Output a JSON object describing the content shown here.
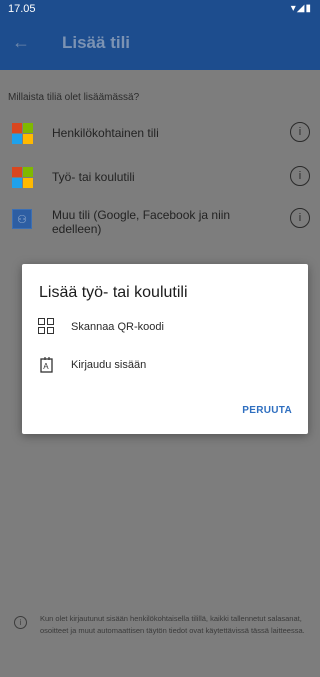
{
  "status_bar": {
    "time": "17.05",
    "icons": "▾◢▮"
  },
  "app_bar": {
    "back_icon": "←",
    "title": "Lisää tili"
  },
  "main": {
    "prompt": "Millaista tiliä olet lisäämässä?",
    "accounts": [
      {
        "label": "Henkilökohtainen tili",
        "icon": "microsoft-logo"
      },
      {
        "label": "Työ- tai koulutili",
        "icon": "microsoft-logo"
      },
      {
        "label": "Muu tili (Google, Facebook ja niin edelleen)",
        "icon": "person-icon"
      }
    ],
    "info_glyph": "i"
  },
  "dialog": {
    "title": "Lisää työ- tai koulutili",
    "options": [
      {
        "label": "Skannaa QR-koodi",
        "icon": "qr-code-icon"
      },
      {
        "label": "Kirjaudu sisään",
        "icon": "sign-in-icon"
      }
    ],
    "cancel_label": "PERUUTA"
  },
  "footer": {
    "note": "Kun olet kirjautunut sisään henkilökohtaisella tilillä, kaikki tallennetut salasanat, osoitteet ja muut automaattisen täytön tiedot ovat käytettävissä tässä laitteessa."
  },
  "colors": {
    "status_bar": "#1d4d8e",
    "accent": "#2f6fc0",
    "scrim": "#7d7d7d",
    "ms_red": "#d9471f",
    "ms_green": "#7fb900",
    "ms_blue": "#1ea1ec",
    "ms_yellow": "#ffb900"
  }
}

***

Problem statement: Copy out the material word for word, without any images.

Answer to this problem:
Output a JSON object describing the content shown here.
{
  "status_bar": {
    "time": "17.05",
    "icons": "▾◢▮"
  },
  "app_bar": {
    "back_icon": "←",
    "title": "Lisää tili"
  },
  "main": {
    "prompt": "Millaista tiliä olet lisäämässä?",
    "accounts": [
      {
        "label": "Henkilökohtainen tili",
        "icon": "microsoft-logo"
      },
      {
        "label": "Työ- tai koulutili",
        "icon": "microsoft-logo"
      },
      {
        "label": "Muu tili (Google, Facebook ja niin edelleen)",
        "icon": "person-icon"
      }
    ],
    "info_glyph": "i"
  },
  "dialog": {
    "title": "Lisää työ- tai koulutili",
    "options": [
      {
        "label": "Skannaa QR-koodi",
        "icon": "qr-code-icon"
      },
      {
        "label": "Kirjaudu sisään",
        "icon": "sign-in-icon"
      }
    ],
    "cancel_label": "PERUUTA"
  },
  "footer": {
    "note": "Kun olet kirjautunut sisään henkilökohtaisella tilillä, kaikki tallennetut salasanat, osoitteet ja muut automaattisen täytön tiedot ovat käytettävissä tässä laitteessa."
  },
  "colors": {
    "status_bar": "#1d4d8e",
    "accent": "#2f6fc0",
    "scrim": "#7d7d7d",
    "ms_red": "#d9471f",
    "ms_green": "#7fb900",
    "ms_blue": "#1ea1ec",
    "ms_yellow": "#ffb900"
  }
}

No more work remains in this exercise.